Biden should abandon the notion that new global players such as China, and old ones such as Russia, will accept a new US leadership, regardless of the premises upon which it is built. On the contrary, it seems that a point of no return has been reached as far as Russia is concerned, and a similar situation is approaching for China. 

As for Iran, restoring the nuclear deal - as Biden has hinted he would - would help, but there is a question of sequencing. It was the US who walked away from the international agreement, not Iran.

New international order

A new international order will not be the liberal one we have known under US leadership for decades, with its heavy baggage of weaponising the dollar, indiscriminately sanctioning dozens of countries, waging a global war on terror with no legal restrictions, and too frequently resorting to the use of force. 

The US and its allies, whether they like it or not, should adapt to a world where they cannot call all the shots, and where their narrative of events is constantly challenged.

Regeneration depends on the acknowledgement that there are fundamental problems with the way the US wields power

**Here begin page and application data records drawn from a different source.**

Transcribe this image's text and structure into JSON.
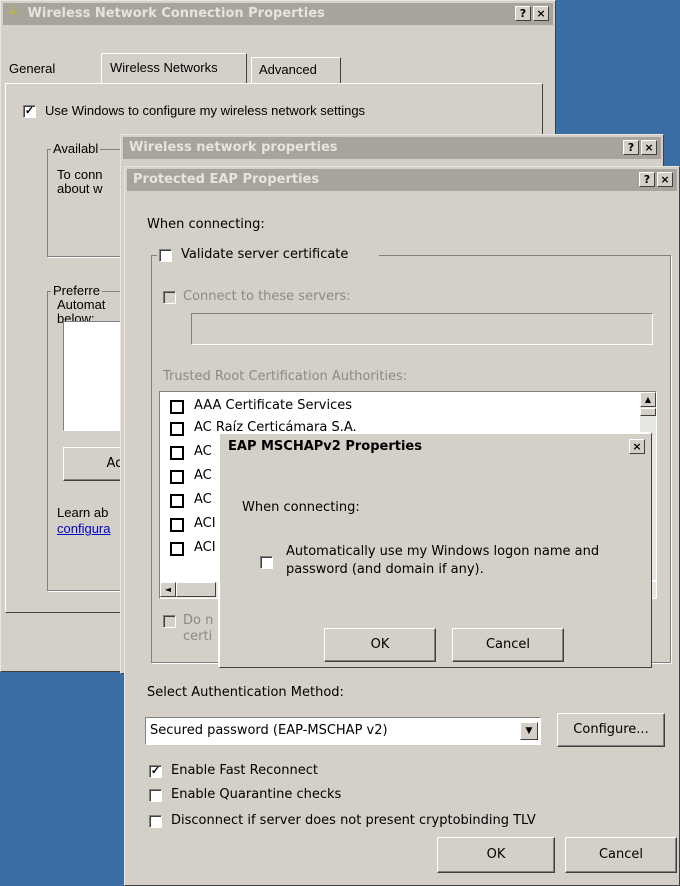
{
  "wireless_props": {
    "title": "Wireless Network Connection Properties",
    "tabs": [
      "General",
      "Wireless Networks",
      "Advanced"
    ],
    "use_windows_label": "Use Windows to configure my wireless network settings",
    "available_group": "Availabl",
    "available_text_1": "To conn",
    "available_text_2": "about w",
    "preferred_group": "Preferre",
    "preferred_text_1": "Automat",
    "preferred_text_2": "below:",
    "add_button": "Ad",
    "learn_text": "Learn ab",
    "learn_link": "configura",
    "help_btn": "?",
    "close_btn": "×"
  },
  "network_props": {
    "title": "Wireless network properties",
    "help_btn": "?",
    "close_btn": "×"
  },
  "peap": {
    "title": "Protected EAP Properties",
    "when_connecting": "When connecting:",
    "validate_cert": "Validate server certificate",
    "connect_servers": "Connect to these servers:",
    "trusted_root": "Trusted Root Certification Authorities:",
    "ca_list": [
      "AAA Certificate Services",
      "AC Raíz Certicámara S.A.",
      "AC",
      "AC",
      "AC",
      "ACI",
      "ACI"
    ],
    "do_not_prompt_1": "Do n",
    "do_not_prompt_2": "certi",
    "select_auth": "Select Authentication Method:",
    "auth_method": "Secured password (EAP-MSCHAP v2)",
    "configure_btn": "Configure...",
    "fast_reconnect": "Enable Fast Reconnect",
    "quarantine": "Enable Quarantine checks",
    "cryptobinding": "Disconnect if server does not present cryptobinding TLV",
    "ok_btn": "OK",
    "cancel_btn": "Cancel",
    "help_btn": "?",
    "close_btn": "×"
  },
  "mschap": {
    "title": "EAP MSCHAPv2 Properties",
    "when_connecting": "When connecting:",
    "auto_logon_1": "Automatically use my Windows logon name and",
    "auto_logon_2": "password (and domain if any).",
    "ok_btn": "OK",
    "cancel_btn": "Cancel",
    "close_btn": "×"
  },
  "checks": {
    "use_windows": "✓",
    "fast_reconnect": "✓"
  },
  "icons": {
    "network": "network-connection-icon",
    "scroll_up": "▲",
    "scroll_down": "▼",
    "scroll_left": "◄",
    "dropdown": "▼"
  }
}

The four years of Trump were not a temporary blip. The West is collapsing, and with it, some of the most powerful and dominant institutions in Washington, where a moral convulsion is taking place. Regeneration depends on the acknowledgement that there are fundamental problems with the way the US wields power. 

Democracy faces bigger threats than Russia or China. If liberty is conceived, as it has been in the US for the last three decades, as small government without excessive taxes on the rich, and if this neoliberal order has grown far more powerful than democracy, we will have a populist revolt of the sort we have been witnessing all over the western world. Add the consequences of Wall Street's financial recklessness to this mix, and we have the best answer to what went wrong in the last few decades.

While the US political establishment that identifies with the Republican Party is and will remain beyond redemption, Biden should grab the opportunity of a victory to distance the country from previous policies, both domestic and foreign. Democrats failed to do this in 2008 and 2016. Repeating this mistake in the years ahead would be unforgivable.

The views expressed in this article belong to the author and do not necessarily reflect the editorial policy of Middle East Eye.

This article is available in French on Middle East Eye French edition.

Marco Carnelos
Marco Carnelos is a former Italian diplomat. He has been assigned to Somalia, Australia and the United Nations. He served in the foreign policy staff of three Italian prime ministers between 1995 and 2011. More recently he has been Middle East peace process coordinator special envoy for Syria for the Italian government and, until November 2017, Italy's ambassador to Iraq.